A person sitting at a desk with headphones on watching a captioned university lecture.

How Remote Captioning Makes Online Education Easier

In these difficult times, we need to keep adapting to new situations. And we also need to make it as easy as possible for us to get important work done under the circumstances.

Most universities and colleges are transitioning to online education as classes begin again, if they have not done so already.

This will mean a new way of working for staff, and a new way of studying for students.

For students with disabilities, this can be an even more fraught time.
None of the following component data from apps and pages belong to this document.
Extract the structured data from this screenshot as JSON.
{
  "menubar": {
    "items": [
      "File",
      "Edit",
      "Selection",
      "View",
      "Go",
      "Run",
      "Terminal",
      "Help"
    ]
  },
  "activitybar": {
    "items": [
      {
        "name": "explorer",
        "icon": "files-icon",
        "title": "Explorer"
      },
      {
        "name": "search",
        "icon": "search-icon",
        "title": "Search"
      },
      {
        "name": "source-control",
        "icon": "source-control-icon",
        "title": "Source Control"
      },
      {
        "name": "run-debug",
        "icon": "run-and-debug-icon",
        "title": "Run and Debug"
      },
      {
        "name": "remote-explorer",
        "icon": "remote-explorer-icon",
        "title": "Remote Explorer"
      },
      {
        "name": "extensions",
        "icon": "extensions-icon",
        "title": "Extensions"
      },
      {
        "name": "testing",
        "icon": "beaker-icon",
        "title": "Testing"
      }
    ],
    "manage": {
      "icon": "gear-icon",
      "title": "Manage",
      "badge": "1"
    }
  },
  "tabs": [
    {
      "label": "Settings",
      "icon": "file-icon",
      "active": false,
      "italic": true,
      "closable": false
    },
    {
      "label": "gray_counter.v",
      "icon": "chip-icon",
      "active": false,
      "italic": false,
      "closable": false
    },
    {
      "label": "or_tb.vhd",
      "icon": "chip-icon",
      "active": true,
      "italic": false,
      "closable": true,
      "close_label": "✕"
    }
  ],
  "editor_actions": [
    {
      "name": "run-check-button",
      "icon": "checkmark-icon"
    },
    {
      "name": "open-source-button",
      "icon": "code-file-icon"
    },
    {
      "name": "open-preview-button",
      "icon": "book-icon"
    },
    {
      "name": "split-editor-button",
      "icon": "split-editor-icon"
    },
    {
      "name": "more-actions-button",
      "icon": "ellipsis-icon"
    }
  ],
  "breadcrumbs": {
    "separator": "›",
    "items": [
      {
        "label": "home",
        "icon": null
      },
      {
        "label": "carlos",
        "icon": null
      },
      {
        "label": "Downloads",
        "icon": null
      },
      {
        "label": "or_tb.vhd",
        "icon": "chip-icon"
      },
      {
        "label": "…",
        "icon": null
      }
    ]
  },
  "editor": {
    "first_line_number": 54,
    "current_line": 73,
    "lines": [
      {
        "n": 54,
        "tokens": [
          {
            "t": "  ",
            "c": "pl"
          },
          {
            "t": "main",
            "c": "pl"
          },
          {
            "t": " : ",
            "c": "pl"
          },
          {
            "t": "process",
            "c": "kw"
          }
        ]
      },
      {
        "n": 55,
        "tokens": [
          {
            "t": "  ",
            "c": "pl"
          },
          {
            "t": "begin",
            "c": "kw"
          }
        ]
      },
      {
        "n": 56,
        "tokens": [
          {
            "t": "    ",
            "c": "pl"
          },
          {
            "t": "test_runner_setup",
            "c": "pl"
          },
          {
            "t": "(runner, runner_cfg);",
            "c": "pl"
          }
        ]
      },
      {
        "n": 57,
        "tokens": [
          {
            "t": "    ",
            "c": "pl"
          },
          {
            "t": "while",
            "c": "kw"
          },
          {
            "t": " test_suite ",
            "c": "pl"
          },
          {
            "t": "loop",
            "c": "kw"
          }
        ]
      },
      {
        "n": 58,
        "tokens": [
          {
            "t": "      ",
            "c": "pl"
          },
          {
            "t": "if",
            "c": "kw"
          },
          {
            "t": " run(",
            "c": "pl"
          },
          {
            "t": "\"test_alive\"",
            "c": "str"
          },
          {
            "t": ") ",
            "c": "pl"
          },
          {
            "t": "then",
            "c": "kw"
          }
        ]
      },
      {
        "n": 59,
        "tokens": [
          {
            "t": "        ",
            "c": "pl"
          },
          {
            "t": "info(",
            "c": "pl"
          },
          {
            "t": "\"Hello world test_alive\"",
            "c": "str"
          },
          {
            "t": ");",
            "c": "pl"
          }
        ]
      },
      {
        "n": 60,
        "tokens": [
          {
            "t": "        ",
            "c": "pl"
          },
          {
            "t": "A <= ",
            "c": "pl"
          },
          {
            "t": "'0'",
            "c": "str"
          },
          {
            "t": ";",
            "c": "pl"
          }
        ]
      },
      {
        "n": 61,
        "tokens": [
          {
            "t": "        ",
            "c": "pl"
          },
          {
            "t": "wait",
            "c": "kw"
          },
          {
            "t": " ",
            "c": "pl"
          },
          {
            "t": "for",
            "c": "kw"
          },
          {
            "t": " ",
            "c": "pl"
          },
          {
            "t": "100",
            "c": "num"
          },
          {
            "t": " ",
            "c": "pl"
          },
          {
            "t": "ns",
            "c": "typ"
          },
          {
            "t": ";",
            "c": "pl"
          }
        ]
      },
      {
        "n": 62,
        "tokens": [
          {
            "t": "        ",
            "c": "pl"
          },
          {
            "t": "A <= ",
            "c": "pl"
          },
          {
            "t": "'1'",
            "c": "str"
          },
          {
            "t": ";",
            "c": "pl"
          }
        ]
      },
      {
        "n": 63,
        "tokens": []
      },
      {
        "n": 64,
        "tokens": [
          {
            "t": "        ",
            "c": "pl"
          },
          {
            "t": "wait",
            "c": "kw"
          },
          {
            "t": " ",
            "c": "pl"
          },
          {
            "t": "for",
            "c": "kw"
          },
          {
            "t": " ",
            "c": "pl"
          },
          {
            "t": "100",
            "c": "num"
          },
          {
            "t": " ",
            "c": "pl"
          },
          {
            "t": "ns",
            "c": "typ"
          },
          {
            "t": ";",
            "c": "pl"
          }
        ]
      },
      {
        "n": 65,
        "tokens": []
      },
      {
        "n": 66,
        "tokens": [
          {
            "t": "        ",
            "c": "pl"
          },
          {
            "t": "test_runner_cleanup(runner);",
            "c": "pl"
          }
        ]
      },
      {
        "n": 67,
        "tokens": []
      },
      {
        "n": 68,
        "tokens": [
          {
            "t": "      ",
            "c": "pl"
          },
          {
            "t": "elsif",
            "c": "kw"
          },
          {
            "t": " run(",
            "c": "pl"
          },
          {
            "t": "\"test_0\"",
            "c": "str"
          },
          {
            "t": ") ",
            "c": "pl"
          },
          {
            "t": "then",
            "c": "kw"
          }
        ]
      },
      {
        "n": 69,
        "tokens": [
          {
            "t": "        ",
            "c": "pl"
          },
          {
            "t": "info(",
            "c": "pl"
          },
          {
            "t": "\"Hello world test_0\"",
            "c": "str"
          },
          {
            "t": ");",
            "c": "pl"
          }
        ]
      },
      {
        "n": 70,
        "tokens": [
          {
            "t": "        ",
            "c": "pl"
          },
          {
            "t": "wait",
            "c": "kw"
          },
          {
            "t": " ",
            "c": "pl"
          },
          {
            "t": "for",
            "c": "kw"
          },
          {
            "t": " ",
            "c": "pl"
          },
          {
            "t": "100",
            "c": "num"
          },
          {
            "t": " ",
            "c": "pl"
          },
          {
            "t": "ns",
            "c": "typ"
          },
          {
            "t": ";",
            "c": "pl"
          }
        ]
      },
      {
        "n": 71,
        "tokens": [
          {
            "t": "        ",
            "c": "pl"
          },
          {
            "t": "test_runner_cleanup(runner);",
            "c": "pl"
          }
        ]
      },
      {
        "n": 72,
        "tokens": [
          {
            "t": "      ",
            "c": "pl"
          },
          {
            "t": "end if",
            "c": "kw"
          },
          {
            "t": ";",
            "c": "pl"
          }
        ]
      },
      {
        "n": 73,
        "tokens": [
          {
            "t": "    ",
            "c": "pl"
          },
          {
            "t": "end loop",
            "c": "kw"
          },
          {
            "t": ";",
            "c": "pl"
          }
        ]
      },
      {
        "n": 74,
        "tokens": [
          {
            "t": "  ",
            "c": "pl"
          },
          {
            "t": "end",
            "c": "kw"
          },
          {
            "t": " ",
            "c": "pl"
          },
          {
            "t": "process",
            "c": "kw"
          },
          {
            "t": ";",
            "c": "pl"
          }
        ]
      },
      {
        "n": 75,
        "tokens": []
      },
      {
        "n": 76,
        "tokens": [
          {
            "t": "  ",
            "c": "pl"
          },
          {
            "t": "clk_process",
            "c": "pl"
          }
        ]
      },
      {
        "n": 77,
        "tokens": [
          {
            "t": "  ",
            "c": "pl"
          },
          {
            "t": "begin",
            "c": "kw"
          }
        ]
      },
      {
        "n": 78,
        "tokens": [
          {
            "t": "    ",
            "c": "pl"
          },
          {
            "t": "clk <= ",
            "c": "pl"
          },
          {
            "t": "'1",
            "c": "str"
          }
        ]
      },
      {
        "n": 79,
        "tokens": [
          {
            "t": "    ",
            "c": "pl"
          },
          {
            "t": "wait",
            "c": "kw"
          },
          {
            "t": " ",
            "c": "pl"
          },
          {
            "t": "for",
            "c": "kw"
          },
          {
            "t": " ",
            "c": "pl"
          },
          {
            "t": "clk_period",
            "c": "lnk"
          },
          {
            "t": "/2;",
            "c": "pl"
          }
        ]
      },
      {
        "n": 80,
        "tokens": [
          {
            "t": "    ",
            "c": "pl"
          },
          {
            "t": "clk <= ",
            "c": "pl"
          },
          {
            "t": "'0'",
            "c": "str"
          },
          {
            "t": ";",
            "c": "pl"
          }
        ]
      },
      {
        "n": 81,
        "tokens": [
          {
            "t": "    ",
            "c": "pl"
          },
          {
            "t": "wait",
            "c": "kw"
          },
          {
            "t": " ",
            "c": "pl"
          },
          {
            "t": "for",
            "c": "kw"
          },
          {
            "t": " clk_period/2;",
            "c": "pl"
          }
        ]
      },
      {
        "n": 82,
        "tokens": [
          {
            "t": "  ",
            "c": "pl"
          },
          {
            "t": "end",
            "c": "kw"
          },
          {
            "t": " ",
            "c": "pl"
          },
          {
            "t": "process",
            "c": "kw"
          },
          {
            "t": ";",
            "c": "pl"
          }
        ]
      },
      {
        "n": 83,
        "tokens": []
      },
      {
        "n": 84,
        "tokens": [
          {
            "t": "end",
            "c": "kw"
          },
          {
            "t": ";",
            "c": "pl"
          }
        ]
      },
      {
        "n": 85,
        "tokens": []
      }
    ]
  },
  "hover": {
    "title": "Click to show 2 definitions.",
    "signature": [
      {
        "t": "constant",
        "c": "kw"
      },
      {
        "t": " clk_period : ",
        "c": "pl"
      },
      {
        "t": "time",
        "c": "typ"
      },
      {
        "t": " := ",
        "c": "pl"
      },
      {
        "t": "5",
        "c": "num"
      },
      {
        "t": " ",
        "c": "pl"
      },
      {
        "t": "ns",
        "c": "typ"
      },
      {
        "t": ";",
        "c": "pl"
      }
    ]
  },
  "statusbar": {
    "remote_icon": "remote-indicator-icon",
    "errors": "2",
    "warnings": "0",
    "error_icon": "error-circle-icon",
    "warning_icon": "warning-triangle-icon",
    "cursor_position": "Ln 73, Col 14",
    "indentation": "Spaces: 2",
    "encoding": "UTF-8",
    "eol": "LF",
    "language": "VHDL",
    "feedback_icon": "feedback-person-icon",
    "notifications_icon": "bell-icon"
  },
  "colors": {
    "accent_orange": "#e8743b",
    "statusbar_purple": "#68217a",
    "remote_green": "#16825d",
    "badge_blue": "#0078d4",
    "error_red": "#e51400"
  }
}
Access challenges can be compounded in isolation.

And this is especially true of many deaf and hard-of-hearing students, who can’t rely any more on face-to-face communication.

Remote captioning will be essential for these students as the COVID-19 crisis continues. But it can support not only these students, but all of their peers as well.

Here’s everything you need to know about remote captioning and accessible media services for the semesters ahead.

In this article, we’ll be discussing live CART captioning  and live streaming captions for classes and meetings, but remote captions are also very commonly used for pre-recorded media.

How does it work?

There are two ways remote live captions can be created: by humans or by computers (also known as ‘automatic captions’). We have recently published an article about the comparisons between these two types of captions.

Which type of live captioning you choose will determine how they work.

Human-generated remote live captions

Using this method, the audio from the relevant speaker is sent to a human captioner in a remote location, through the internet or phone. The captioner then creates the captions and sends them back (through the internet) to the individual or venue via a web-enabled device (such as a mobile or laptop). This can be done within three to five seconds.

Computer-generated remote live captions

With computer-generated or automatic captions, Automatic Speech Recognition (or ASR) is used to listen to the audio and automatically generate identifiable words. They are often checked by a human for quality control before they are displayed, since their accuracy is not as good as it is with human captions. This means that this type of remote live caption will take longer to display.

The benefits of captioning remotely

Better engagement for all students

It’s easy for students to become disengaged when everything is being done online, especially if they are also feeling stressed by the pandemic.

Captioning can not only support students that are deaf and hard-of-hearing; those who have English as a second language; and those with disabilities including Autism Spectrum Disorder and mental illness – It supports all students.

Captions have been found to improve comprehension, boost information retention and increase student confidence in their learning. This makes them an extremely valuable learning tool in unusual circumstances like the COVID-19 pandemic.

Use any web-conferencing platform

Universities are increasingly making use of, and indeed depending on, web-conferencing software and applications to hold online classes and meetings.

Remote live captions can be set up for all the popular platforms including Zoom, Blackboard Collaborate, WebEx, and Adobe Connect. If there’s a platform you use that you’re not sure is compatible with captions, feel free to get in touch with us.

Fast, inexpensive and easy

Remote captioning is quicker, more affordable, easier and more flexible than engaging a captioner on-site.

You can engage a captioner more quickly because they do not have to travel to the venue. Captioners can also work in teams, and they can be swapped seamlessly to provide rest periods and cover for unexpected events such as sick days. You also only have to pay for the duration required for the session, instead of an entire class or event that doesn’t necessarily need captions.

What we provide

At Ai-Media, we provide the vast majority of our captioning remotely. Our live remote captioning services feature the following:

  • Sessions that are accessible on any smartphone, tablet or laptop without needing any software to be downloaded;
  • A large pool of experienced captioners, which enables us to call on a stable pool of live captioning resources, even at short notice;
  • A human-generated live captioning accuracy score of 99.6%;
  • Each live captioning session, we deliver has a coordinator on shift at all times (who are also captioners), ensuring technical issues may be promptly resolved;
  • We are able to receive video or audio in a variety of ways, including by internet videoconferencing or video casting and telephone.

Want to know more about remote captions for your classroom or live stream, or other remote accessibility services? Get in touch with us or visit the Ai-Media website to find out more.

Share:

Share on facebook
Facebook
Share on twitter
Twitter
Share on pinterest
Pinterest
Share on linkedin
LinkedIn

Social Media

Most Popular

Get The Latest Updates

LIKE THIS BLOG? SIGN UP!

Fill out the form below to receive new content from us in our regular newsletter.

Related Posts

Two opera singers dressed up in old-fashioned costumes posing. A statue is in the background and a colourful sky.

Surtitling the Opera

Surtitling allows those who don’t speak the original language of the opera — to which most productions stay faithful — to follow the singing, and provides additional access for those in the audience who want to be able to follow along.

Read More »
Coloured lines as if reception is bad on a television. Captions at the bottom of the screen read 'Thanks Ryan, Can you please send that through by close of business?'

Slow Internet? Use Captions

When your connection is wreaking havoc with your video and audio, captions are a welcome support, allowing users to follow along by reading text on the screen instead of relying only on audio.

Read More »